[Stored items]
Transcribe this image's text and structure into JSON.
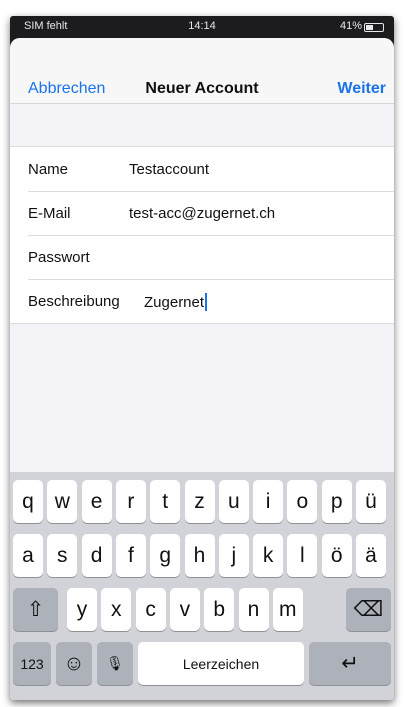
{
  "status_bar": {
    "carrier": "SIM fehlt",
    "time": "14:14",
    "battery": "41%"
  },
  "nav": {
    "cancel_label": "Abbrechen",
    "title": "Neuer Account",
    "next_label": "Weiter"
  },
  "form": {
    "rows": [
      {
        "label": "Name",
        "value": "Testaccount"
      },
      {
        "label": "E-Mail",
        "value": "test-acc@zugernet.ch"
      },
      {
        "label": "Passwort",
        "value": ""
      },
      {
        "label": "Beschreibung",
        "value": "Zugernet"
      }
    ]
  },
  "keyboard": {
    "row1": [
      "q",
      "w",
      "e",
      "r",
      "t",
      "z",
      "u",
      "i",
      "o",
      "p",
      "ü"
    ],
    "row2": [
      "a",
      "s",
      "d",
      "f",
      "g",
      "h",
      "j",
      "k",
      "l",
      "ö",
      "ä"
    ],
    "row3": [
      "y",
      "x",
      "c",
      "v",
      "b",
      "n",
      "m"
    ],
    "numbers_label": "123",
    "space_label": "Leerzeichen",
    "shift_icon": "⇧",
    "delete_icon": "⌫",
    "emoji_icon": "☺",
    "mic_icon": "🎙",
    "return_icon": "↵"
  },
  "colors": {
    "accent": "#1a73e8",
    "keyboard_bg": "#d1d3d9",
    "dark_key": "#adb1ba"
  }
}
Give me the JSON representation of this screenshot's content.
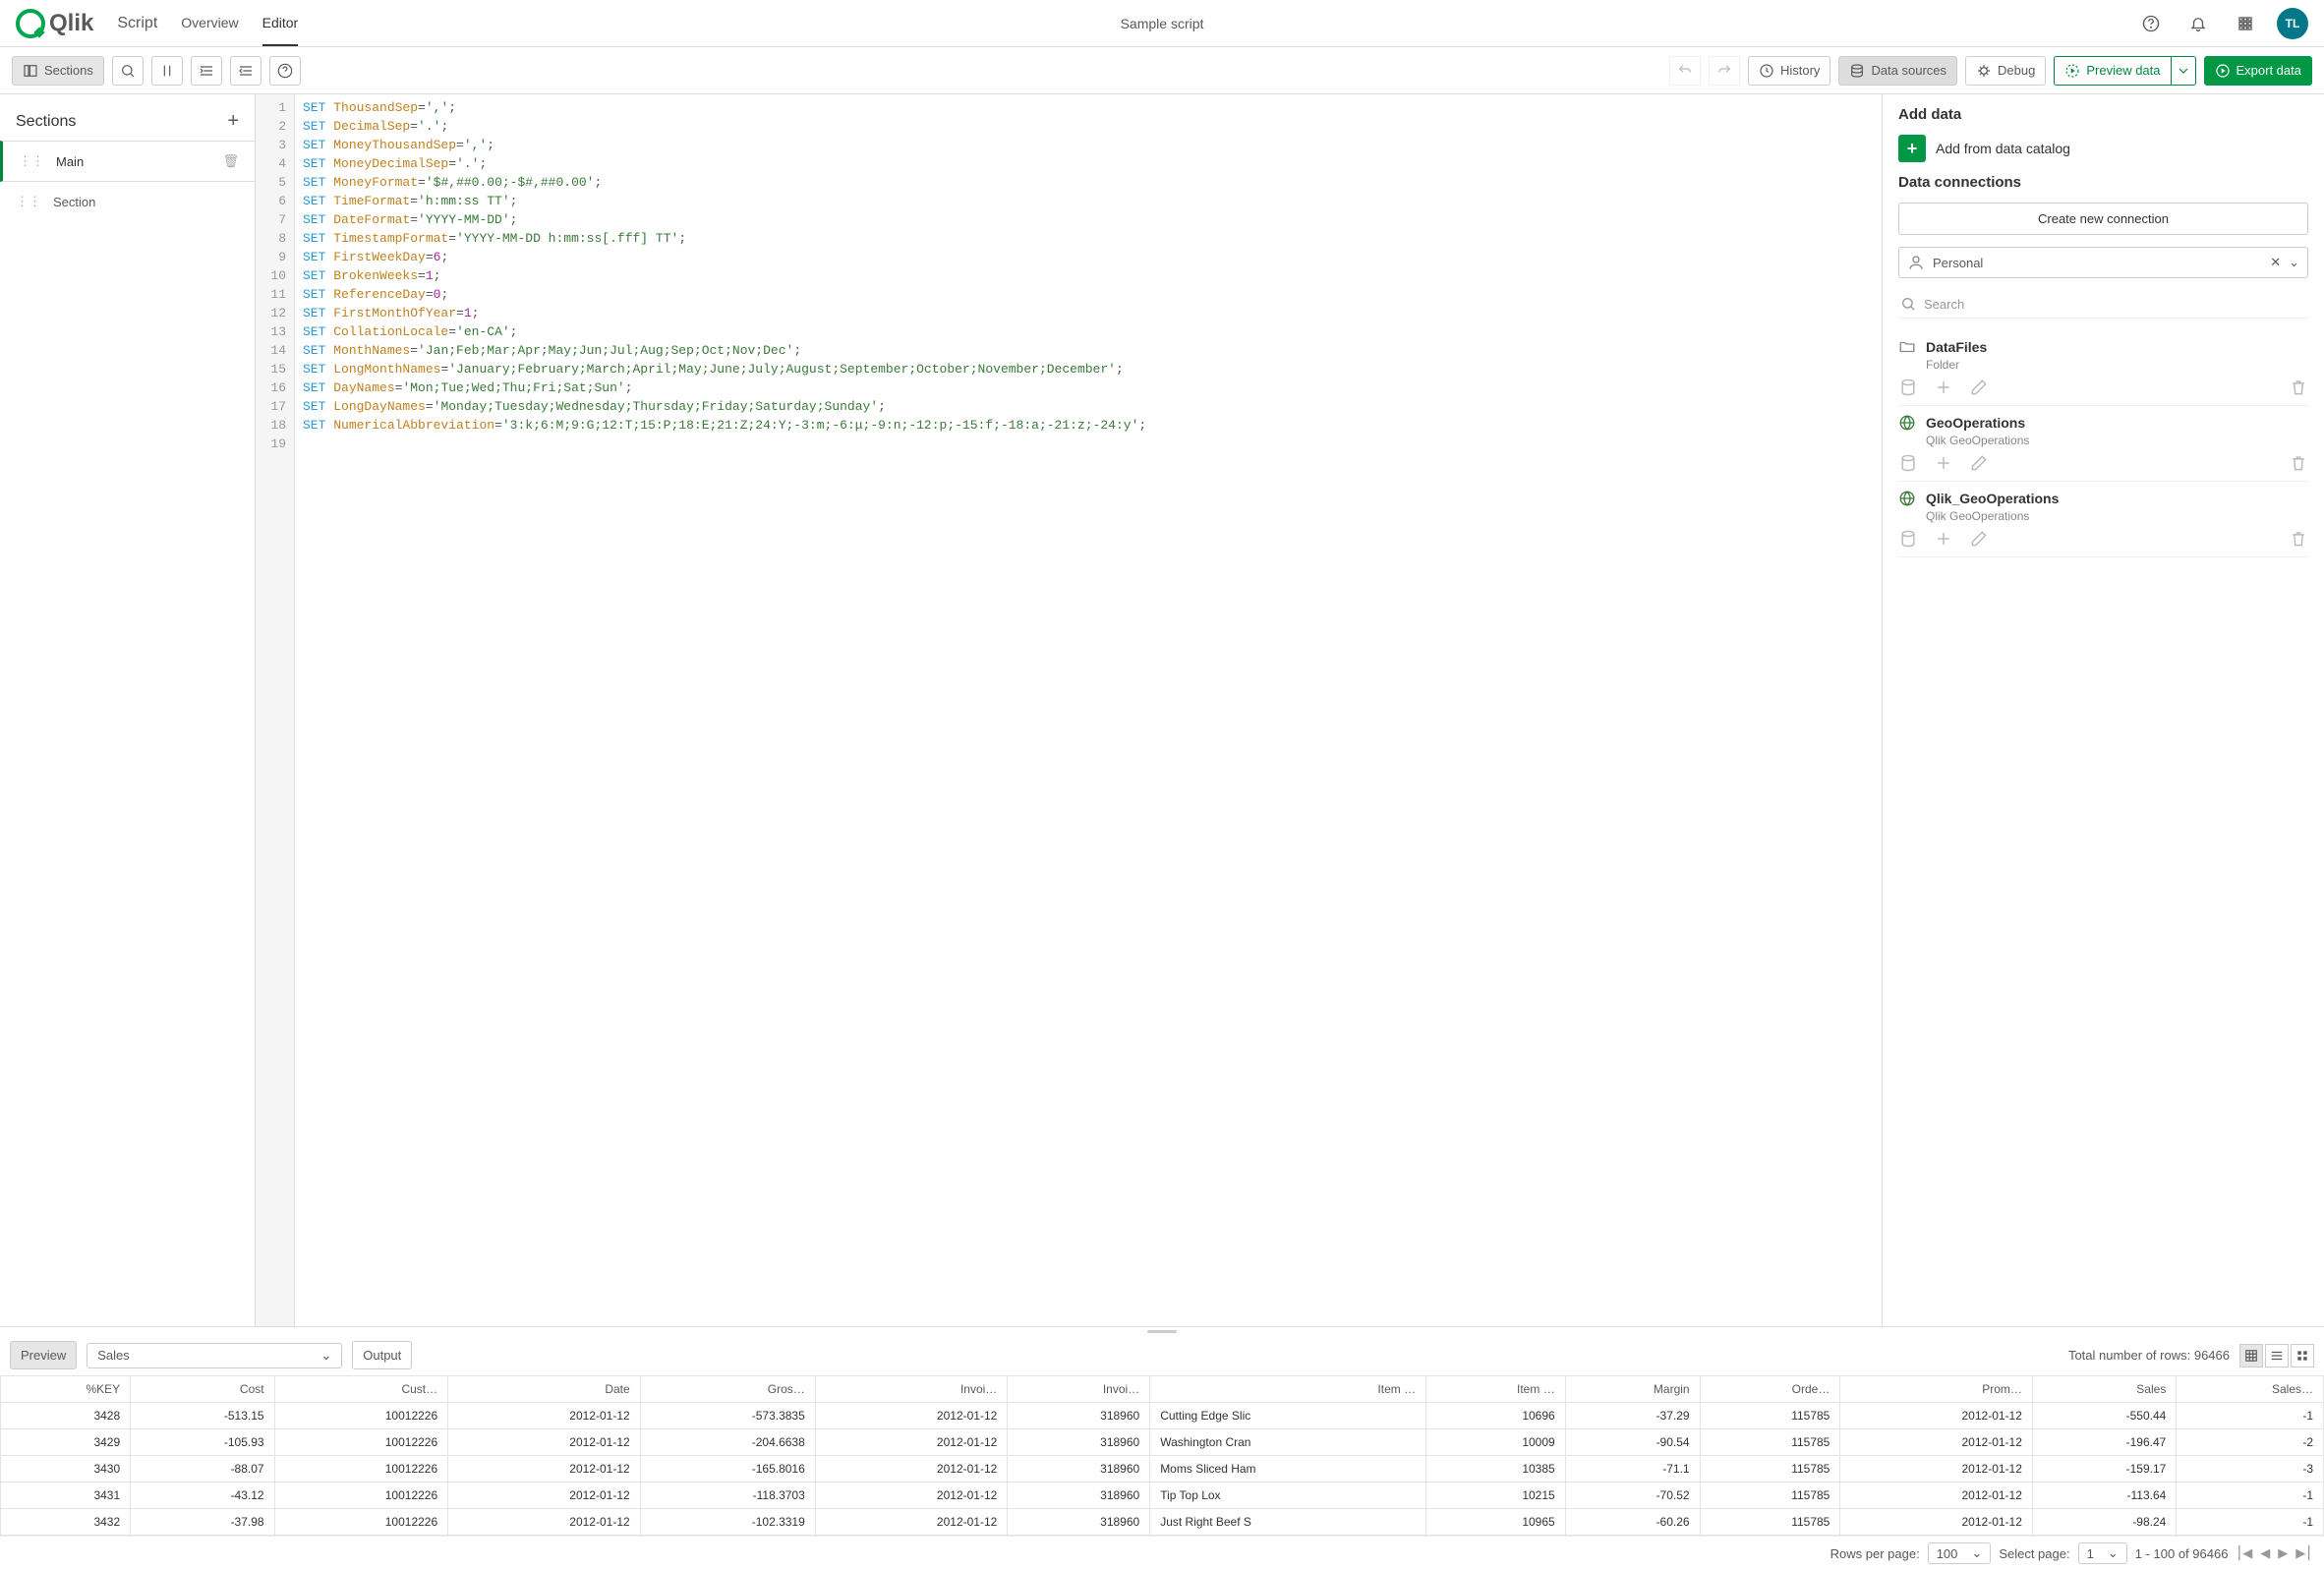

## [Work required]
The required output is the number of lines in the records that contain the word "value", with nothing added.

## [Response to the task]
4